The Regents Park Open Air Theatre is akin to New York's Shakespeare in the Park, a novel way to experience theater. New artistic director Timothy Sheader has smartly expanded the reach of the theater by programming more adventurous fare. It doesn't always work, but the gambit will make this venue healthier in the long run.
I'm simply not a fan of Lord Of The Flies in any of its forms. The story is so blunt and obvious as parable that the fun is taken out, though it does make it catnip for teachers who want a short book their students might actually read. The tale depicts British schoolboys crash-landed on an island. Decent folk would expect these lads to pull together and be sensible. Surely they'll care for the little ones and stay safe while waiting for rescue? Instead, the little beasties soon degenerate into savagery. This was a revelation once upon a time, apparently, though anyone who's ever watched little kids at play should know they can be casually cruel to one another.

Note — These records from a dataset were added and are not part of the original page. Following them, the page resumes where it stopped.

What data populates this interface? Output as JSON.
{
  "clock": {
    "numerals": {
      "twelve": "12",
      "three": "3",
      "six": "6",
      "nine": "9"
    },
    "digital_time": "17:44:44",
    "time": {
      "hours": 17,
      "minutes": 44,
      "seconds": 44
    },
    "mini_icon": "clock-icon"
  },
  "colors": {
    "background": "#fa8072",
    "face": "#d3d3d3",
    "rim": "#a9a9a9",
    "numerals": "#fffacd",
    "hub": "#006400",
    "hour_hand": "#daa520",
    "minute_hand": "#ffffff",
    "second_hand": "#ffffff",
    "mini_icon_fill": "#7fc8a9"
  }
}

This adaptation by Nigel Williams has a few good ideas, mainly adding in some evocative dance and choreography. They should have gone further and treated the story as pure myth and ritual. The lads -- led by handsome young Alistair Toovey -- give their all, but to no avail. It doesn't help that this story in particular should go barreling towards its conclusion in about 80 minutes, not pause for a 20-minute break. Tech credits however are superb. You walk into the theater and say, "Wow, what an amazing set!" thanks to smoke and wreckage that makes the stage look like the opening scene of TV's Lost, complete with a plane snapped in two. Unfortunately, you leave with the same thought, "what an amazing set." That is never a good sign, though full credit to designer Jon Bausor.
OPERATION GREENFIELD ** 1/2 out of ****
Little Bulb Theatre is a small company that's proving adept at both unique theatrical offerings and gaining attention for them, both key elements to survival in fringe theater. They are certainly one to watch.
Their latest show is Operation Greenfield at Soho Theatre. It's a goofy little tale about four kids growing up in a small town in England who form a Christian rock group to compete in the local battle of the bands contest. The script boasts a number of ideas, none of them fully developed. Music as life-changing experience has its fullest treatment when they unexpectedly dive into a David Bowie tune and have their minds blown; it is the show's most theatrical and satisfying moment. However, they soon retreat to calmer musical waters. Music as dangerous gateway to experimentation gets brief tryouts thanks to one band member being tempted by cigarettes and two of the girls suddenly making out. This too goes nowhere and is never mentioned again, really. Even religion barely merits a passing comment.
Mostly, the piece is a showcase for its four performers (three women and one man), all of whom have amusing moments. At times, they play "children" for laughs, rather than specific characters. Happily, they're quite funny at it. The battle of the bands climax is very satisfying and brings the show to a perfect conclusion...which they then spoil by performing another very out of character musical number that just drags out the ending. The real star here is director Alexander Scott who keeps things moving briskly and inventively throughout.
Thanks for reading. Michael Giltz is the cohost of Showbiz Sandbox, a weekly pop culture podcast that reveals the industry take on entertainment news of the day and features top journalists and opinion makers as guests. It's available for free on iTunes. Visit Michael Giltz at his website and his daily blog. Download his podcast of celebrity interviews and his radio show, also called Popsurfing and also available for free on iTunes. Link to him on Netflix and gain access to thousands of ratings and reviews.
Note: Michael Giltz was provided with free tickets to these shows with the understanding that he would be writing a review.